11 • 09 • 2021
Surfrider Foundation Publishes 5th Annual State of The Beach Report
After another year of intense climate change impacts, Surfrider’s 2021 State of the Beach Report results revealed that 67% of coastal states assessed are performing at adequate to poor levels. The report grades 30 U.S. coastal and Great Lakes states, in addition to Puerto Rico, on how states manage their coastlines and are preparing for sea level rise.
Compared to previous years, the 5th annual State of the Beach Report features the greatest increase in state grades. In previous years, our report found that 75% of states are not properly prepared to manage coastlines in light of sea level rise and extreme weather events.
Nine states improved grades in 2021 (DE, NC, HI, TX, GA, NJ, ME, MD, and CT). While California was previously the only state to receive an ‘A,’ Maine and Maryland elevated their efforts earning the top grade possible.
The State of the Beach Report serves as a tool to empower citizens to work with decision makers to ensure their local communities properly manage coastlines and plan for sea level rise. The report is also intended to provide a basis for decision-makers and agencies to develop proactive, long-term policy solutions, especially in the light of the climate crisis. Surfrider’s report indicates that not only do the majority of states need to make improvements, but they also require continued support and funding from the federal government.
Surfrider’s report finds that eleven states (up from eight states in the past) earned either a grade of ‘A’ or ‘B’ based on relevant criteria and are doing a ‘good or better’ job of protecting beaches. Out of 30 states, and territories assessed, 21 earned a grade of C or less and are doing an ‘adequate to poor’ job. These states tend to have less stringent policies regarding development in hazardous coastal zones, ineffective/nonexistent prohibitions on coastal armoring, poor sediment management, and lack sea level rise policies.
The highest scoring states had strong policies regarding coastal building setbacks, restrictions on coastal armoring, limiting development/redevelopment in harm’s way, and advancing progressive sea level rise policies that encourage local governments to incorporate climate adaptation measures into land use plans.
In 2021, nine states improved sea level rise planning efforts. While these new improvements are a step in the right direction, it will take a while (years in some states) to draft and implement new laws. As a result, some new policy improvements do not count toward the states’ grades this year. For example, while both New Jersey and Florida passed sea level rise legislation in the past few years, ‘rule-making’ for the policies, and creating resiliency plans, will take a significant amount of time before full adoption of the new laws.
Georgia had the biggest increase in its grade, going from an ‘F’ to a ‘C-.’ The state made significant improvements to respond to sea level rise planning by improving vulnerability studies, advancing adaptation strategies and working more closely with local governments. Both Maryland and Maine increased their grades from a ‘B’ to an ‘A’ in 2021 by improving sediment management practices, protecting environmentally sensitive habitats and by advancing sea level rise adaptation measures.
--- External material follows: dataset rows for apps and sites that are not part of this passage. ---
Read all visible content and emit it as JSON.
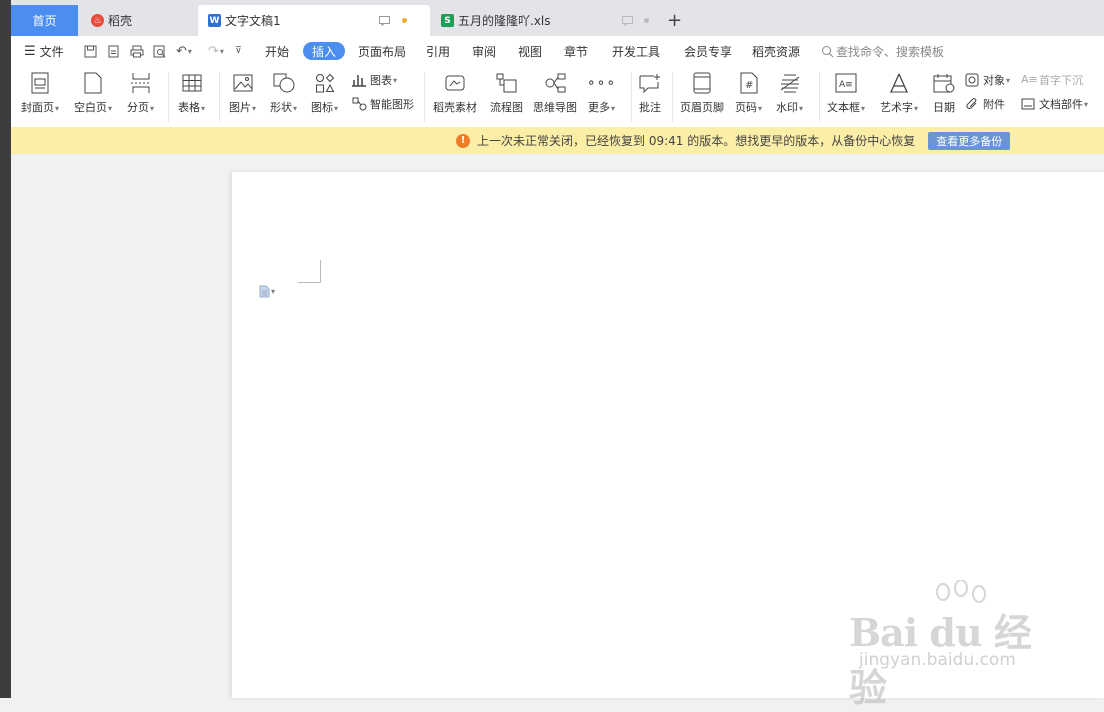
{
  "tabs": {
    "home": "首页",
    "daoke": "稻壳",
    "doc": "文字文稿1",
    "xls": "五月的隆隆吖.xls"
  },
  "menu": {
    "file": "文件",
    "items": [
      "开始",
      "插入",
      "页面布局",
      "引用",
      "审阅",
      "视图",
      "章节",
      "开发工具",
      "会员专享",
      "稻壳资源"
    ],
    "active": "插入",
    "search": "查找命令、搜索模板"
  },
  "ribbon": {
    "cover": "封面页",
    "blank": "空白页",
    "pagebreak": "分页",
    "table": "表格",
    "picture": "图片",
    "shape": "形状",
    "icon": "图标",
    "chart": "图表",
    "smartart": "智能图形",
    "material": "稻壳素材",
    "flowchart": "流程图",
    "mindmap": "思维导图",
    "more": "更多",
    "comment": "批注",
    "headerfooter": "页眉页脚",
    "pagenum": "页码",
    "watermark": "水印",
    "textbox": "文本框",
    "wordart": "艺术字",
    "date": "日期",
    "object": "对象",
    "attachment": "附件",
    "dropcap": "首字下沉",
    "docpart": "文档部件"
  },
  "notice": {
    "text": "上一次未正常关闭，已经恢复到 09:41 的版本。想找更早的版本，从备份中心恢复",
    "button": "查看更多备份"
  },
  "watermark": {
    "brand": "Bai du 经验",
    "url": "jingyan.baidu.com"
  },
  "colors": {
    "accent": "#4b8ef0",
    "notice_bg": "#fbeea7",
    "warn": "#ef7c28"
  }
}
In July 2021, Hawai’i became the only state in the nation to adopt a new law that requires sea level rise disclosures in a real estate transaction. Sea level rise disclosure will be critical in the future as sea levels continue to increase. While the law doesn't take effect until 2022, Hawaiʻi’s new legislation is precedent-setting, not only because it is the first law of its kind, but also because the legislation strikes an important balance between protecting both people's rights and coastal resources.
At the federal level, both the Biden administration and Congress have made progress to uphold climate policies rolled back during the Trump administration. For example, the Biden administration’s budget increased ‘coastal resilience funds' for NOAA. In addition, President Biden also issued a series of Executive Orders with a focus on: reducing Greenhouse gases, re-entering the Paris Agreement, pausing new offshore oil drilling, protecting 30% of U.S. land and water by 2030, improving environmental justice efforts and restoring protections for the Northeast Canyons and Seamounts Marine National Monument.
The House of Representatives also introduced the Ocean-Based Climate Solutions Act of 2021 that aims to: leverage the ocean in the fight against climate change by improving ocean protection, increasing Blue Carbon Ecosystems, promoting renewable offshore energy and helping communities to adapt to sea level rise. In Congress, there are an additional nine pieces of legislation that specifically focus on coastal and ocean implications of climate change. A major improvement from the previous Congress and Administration.
As a result of the assessments and recommendations provided by Surfrider’s State of the Beach Report, it is critical local, state and federal governments must improve coastal management, and proactively plan for sea level rise in order to protect our ocean, waves and beaches for the future generations.